Two days before the nation observed the birthday of the Rev. Martin Luther King Jr., hundreds filled the streets of downtown Columbus Saturday to celebrate King’s legacy while a second group in Carver Heights marched through neighborhoods to stop the violence.
“We know the King legacy is as relevant today as it was over 50 years ago,” Mayor Teresa Tomlinson told a noon crowd standing in near freezing temperature outside the Government Center plaza.
A Stop the Violence Rally followed at 2 p.m. at Michael Fluellen Recreation Center on Eighth Street where hundreds marched to nearby street corners where young men died of street violence.
“All this senseless killing needs to stop,” said Cathy Fluellen, whose son was killed in a drive-by shooting. “Nobody needs to kill.”
Morris Dees, co-founder of the Southern Poverty Law Center in Montgomery, Ala., and retired Marine Lt. Charles A. Person, one of the original Freedom Riders, were among a list of speakers and entertainers downtown.
Dees, who has crippled hate groups through the courts, said King would be concerned about a nation of prosperity and riches but millions do not have health care. She said President Barack Obama’s health care program is opposed by politicians who don’t want to share the wealth of this nation with the poorest people.
In immigration, Dees said King would also be leading the march to help those who contribute to the prosperity of this nation but don’t have the right to vote as citizens.
“In 1963, Dr. King led the poor people marching on Washington, D.C. He said in America, there are lonely islands of poverty in the great sea of opportunity,” Dees said. “Today, we find that people find neither justice nor opportunity. When Dr. King was among us, he had real concerns about this nation, real concerns about whether we would continue as a Democracy.”
Person, a Freedom Rider who marched with King and suffered many beatings, said the slain civil rights leader would not be pleased with people laying under the bridges.
“He would not be pleased to hear of people working a 40-hour week and not earning a living wage,” he said. “Homelessness and living in poverty is not the American dream.”
Person also said King wouldn’t understand how students graduate from college and face a burden with student loans that make it impossible to get ahead. He said it will take money and resources to resolve the problems.
“The money we spend is not a hand out, but an investment,” Person said. “When you give an investment, you expect a return on your investment.”
The event was sponsored by the Mayor’s Commission on Unity, Diversity and Prosperity.
Jimmy Habersham II of Columbus said the event was different from the annual parade but it was great.
“I’m happy the city did it,” he said.
If King were alive, Habersham said he would be pleased because race relations have improved.
“We are not where we should be but we are much better than we used to be,” he said.
During a Friday conversation with Bernice King, the daughter of King, state Rep. Calvin Smyre, D-Columbus, said she focused on a need to stop the violence.
“We must heed the words of Dr. King,” Smyre said. “The choice is no longer between violence and nonviolence but nonviolence and nonexistence.

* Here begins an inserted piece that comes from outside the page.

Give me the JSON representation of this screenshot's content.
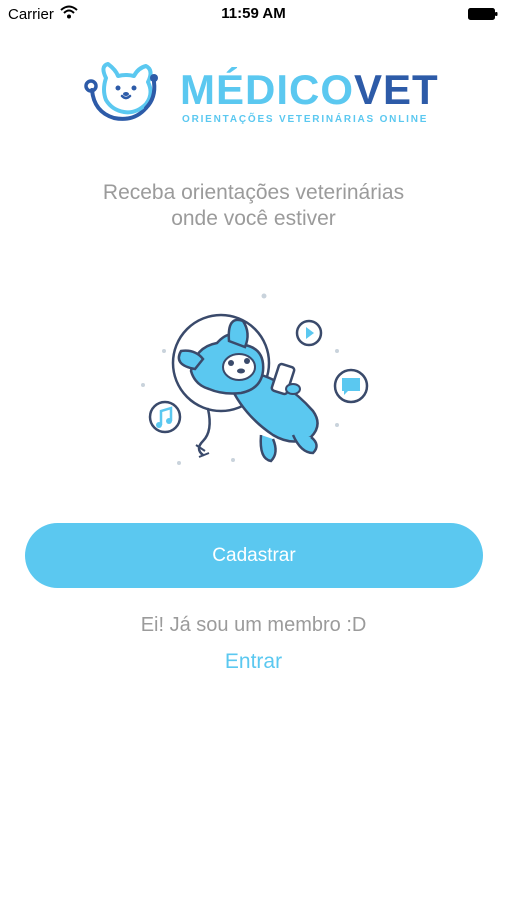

To attack someone or injure someone amounts to self injury. We have to change the culture. We have to change the mindset. We have to teach young people how to address conflict and anger.”
Two hours later and about three miles east of downtown, residents marched from the Fluellen Recreation Center to Coolidge Avenue and Seventh Street where David Scott was killed in September 2013. Scott’s sister, Shavon Tolbert, and other relatives prayed and released red and white balloons.
The group also stopped at Seventh Street and Lawyers Lane at the scene where Charles Willis was killed in April 2012 and Eighth Street and Rigdon Road where Michael Fluellen, 14, died on Mother’s Day in 1994.
At the end of the march, the group gathered in front of the center to share how losing loved ones impacted their lives.
Thelma Smith, the mother of Almanita L. Smith, said her 26-year-old daughter had just earned her master’s degree when a man killed her in South Carolina in August 2012. Her daughter had a bright future as an Army officer.
“When someone murders your child, a part of you dies along with them,” she said. “There were times when I alone wanted to kill my own self three different times because I miss my baby.”
In addition to the survivors of violent crimes, there was singing and proclamations.
Colin Martin, a candidate for mayor, was among the speakers. Tomlinson also marched with the group in the rally along with Columbus Councilors Jerry “Pops” Barnes, Evelyn “Mimi” Woodson and Bruce Huff.
An organizer said at least 600 people signed up for the event.
“It’s great,” Tolbert said. “It’s great the people came out.”